[Dataset rows for apps and sites]
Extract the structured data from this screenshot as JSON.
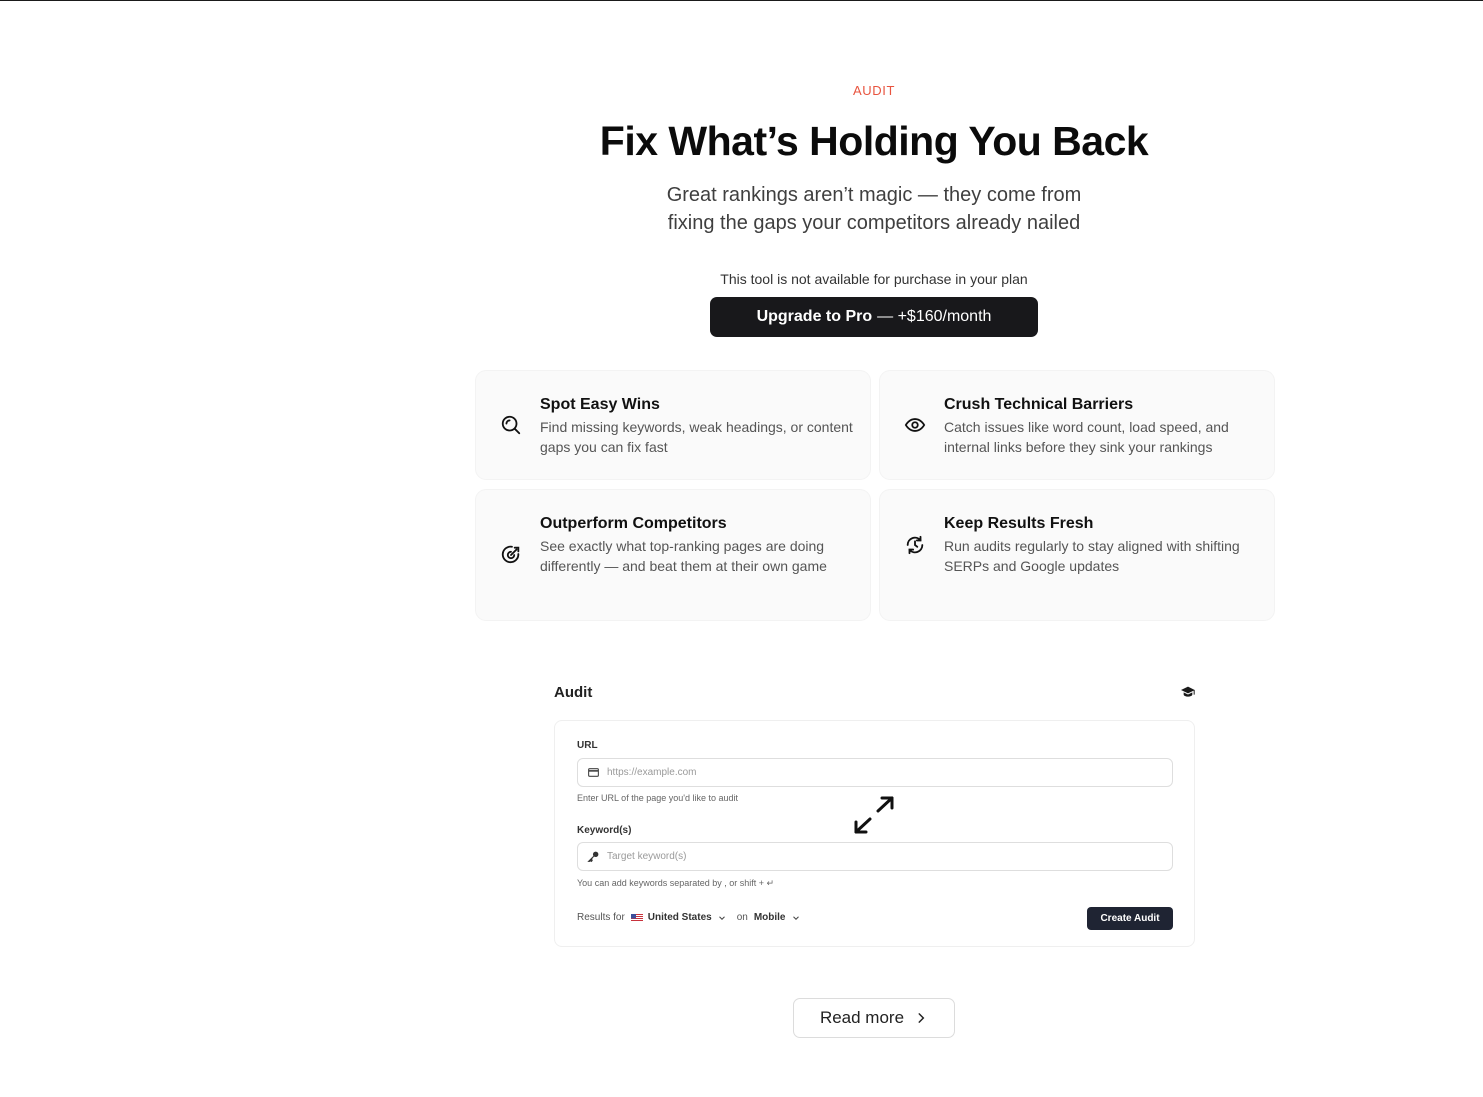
{
  "hero": {
    "eyebrow": "AUDIT",
    "title": "Fix What’s Holding You Back",
    "subtitle_line1": "Great rankings aren’t magic — they come from",
    "subtitle_line2": "fixing the gaps your competitors already nailed",
    "notice": "This tool is not available for purchase in your plan",
    "upgrade_strong": "Upgrade to Pro",
    "upgrade_rest": "— +$160/month"
  },
  "features": [
    {
      "title": "Spot Easy Wins",
      "desc": "Find missing keywords, weak headings, or content gaps you can fix fast",
      "icon": "search-icon"
    },
    {
      "title": "Crush Technical Barriers",
      "desc": "Catch issues like word count, load speed, and internal links before they sink your rankings",
      "icon": "eye-icon"
    },
    {
      "title": "Outperform Competitors",
      "desc": "See exactly what top-ranking pages are doing differently — and beat them at their own game",
      "icon": "target-icon"
    },
    {
      "title": "Keep Results Fresh",
      "desc": "Run audits regularly to stay aligned with shifting SERPs and Google updates",
      "icon": "history-icon"
    }
  ],
  "audit": {
    "title": "Audit",
    "url_label": "URL",
    "url_placeholder": "https://example.com",
    "url_value": "",
    "url_hint": "Enter URL of the page you'd like to audit",
    "kw_label": "Keyword(s)",
    "kw_placeholder": "Target keyword(s)",
    "kw_value": "",
    "kw_hint": "You can add keywords separated by , or shift + ↵",
    "results_for": "Results for",
    "country": "United States",
    "on": "on",
    "device": "Mobile",
    "create_label": "Create Audit"
  },
  "readmore": {
    "label": "Read more"
  },
  "colors": {
    "accent": "#e8543f",
    "button_dark": "#18181b",
    "create_button": "#1f2433"
  }
}
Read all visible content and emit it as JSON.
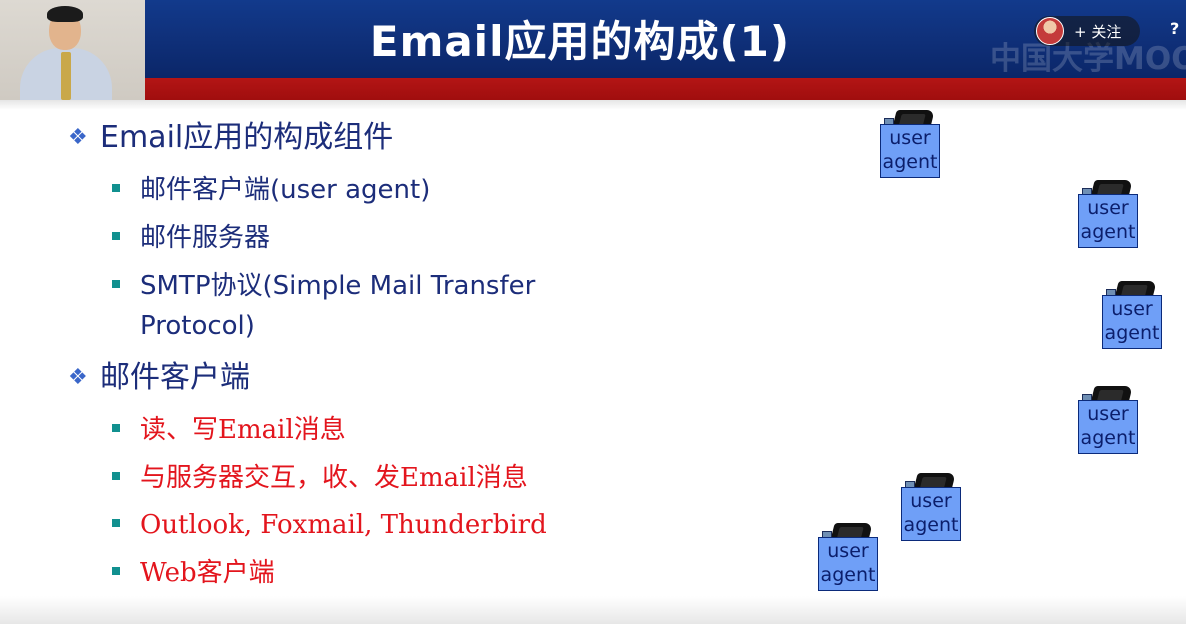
{
  "slide": {
    "title": "Email应用的构成(1)"
  },
  "overlay": {
    "follow_label": "+ 关注",
    "watermark": "中国大学MOOC",
    "corner_glyph": "?"
  },
  "content": {
    "bullet1": {
      "text": "Email应用的构成组件",
      "sub": [
        "邮件客户端(user agent)",
        "邮件服务器",
        "SMTP协议(Simple Mail Transfer"
      ],
      "sub_cont": "Protocol)"
    },
    "bullet2": {
      "text": "邮件客户端",
      "sub": [
        "读、写Email消息",
        "与服务器交互，收、发Email消息",
        "Outlook, Foxmail, Thunderbird",
        "Web客户端"
      ]
    }
  },
  "user_agent": {
    "line1": "user",
    "line2": "agent"
  },
  "colors": {
    "header_blue": "#123a8c",
    "header_red": "#b31515",
    "text_blue": "#1c2d7a",
    "text_red": "#e3151d",
    "agent_box": "#6f9ff7"
  },
  "icons": {
    "level1_bullet": "diamond-cluster-icon",
    "level2_bullet": "teal-square-icon",
    "computer": "computer-monitor-icon"
  }
}
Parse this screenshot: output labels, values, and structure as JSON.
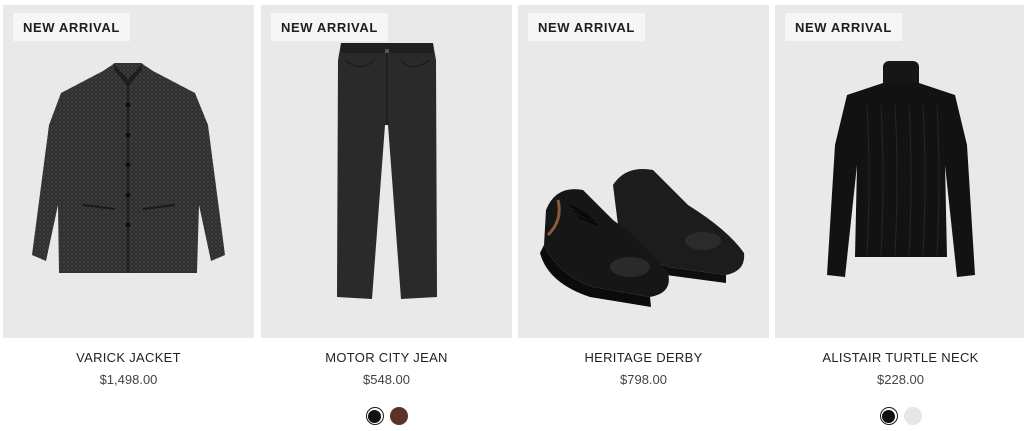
{
  "products": [
    {
      "badge": "NEW ARRIVAL",
      "name": "VARICK JACKET",
      "price": "$1,498.00",
      "swatches": []
    },
    {
      "badge": "NEW ARRIVAL",
      "name": "MOTOR CITY JEAN",
      "price": "$548.00",
      "swatches": [
        {
          "color": "#111111",
          "selected": true
        },
        {
          "color": "#5a3326",
          "selected": false
        }
      ]
    },
    {
      "badge": "NEW ARRIVAL",
      "name": "HERITAGE DERBY",
      "price": "$798.00",
      "swatches": []
    },
    {
      "badge": "NEW ARRIVAL",
      "name": "ALISTAIR TURTLE NECK",
      "price": "$228.00",
      "swatches": [
        {
          "color": "#111111",
          "selected": true
        },
        {
          "color": "#e6e6e6",
          "selected": false
        }
      ]
    }
  ],
  "colors": {
    "tile_background": "#e9e9e9",
    "badge_background": "#f6f6f6",
    "text": "#222222"
  }
}
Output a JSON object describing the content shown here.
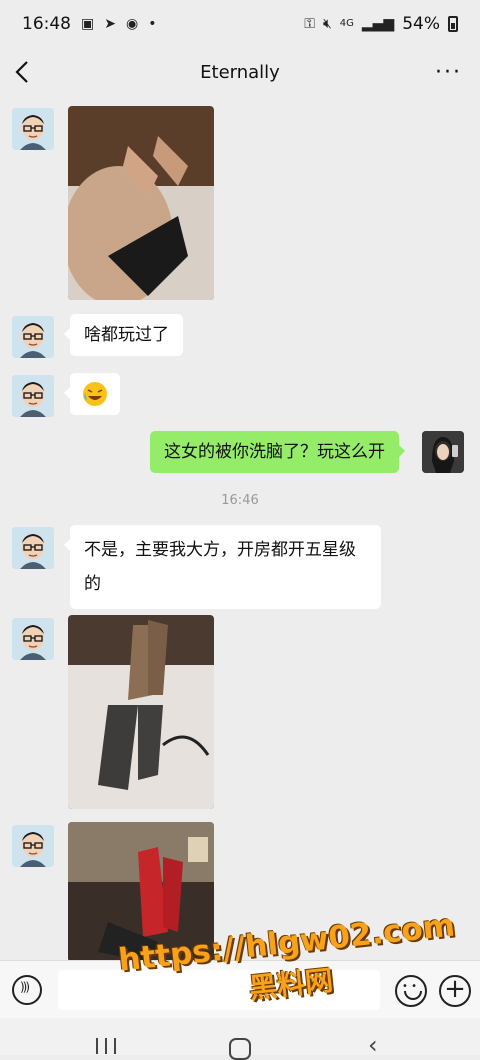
{
  "status_bar": {
    "time": "16:48",
    "battery": "54%",
    "network": "4G"
  },
  "header": {
    "title": "Eternally",
    "back_icon": "chevron-left-icon",
    "more_icon": "more-dots-icon"
  },
  "messages": [
    {
      "sender": "them",
      "type": "image",
      "description_icon": "photo"
    },
    {
      "sender": "them",
      "type": "text",
      "text": "啥都玩过了"
    },
    {
      "sender": "them",
      "type": "emoji",
      "text": "😅"
    },
    {
      "sender": "me",
      "type": "text",
      "text": "这女的被你洗脑了？玩这么开"
    },
    {
      "sender": "them",
      "type": "text",
      "text": "不是，主要我大方，开房都开五星级的"
    },
    {
      "sender": "them",
      "type": "image"
    },
    {
      "sender": "them",
      "type": "image"
    }
  ],
  "timestamp": "16:46",
  "input_bar": {
    "voice_icon": "voice-icon",
    "emoji_icon": "emoji-icon",
    "plus_icon": "plus-icon",
    "placeholder": ""
  },
  "watermark": {
    "url": "https://hlgw02.com",
    "label": "黑料网"
  },
  "colors": {
    "background": "#ededed",
    "my_bubble": "#95ec69",
    "their_bubble": "#ffffff",
    "watermark": "#f7a21a"
  }
}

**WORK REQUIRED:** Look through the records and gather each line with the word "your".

**RESPONSE:**
    "subtitle_line2": "fixing the gaps your competitors already nailed",
    "notice": "This tool is not available for purchase in your plan",
      "desc": "Catch issues like word count, load speed, and internal links before they sink your rankings",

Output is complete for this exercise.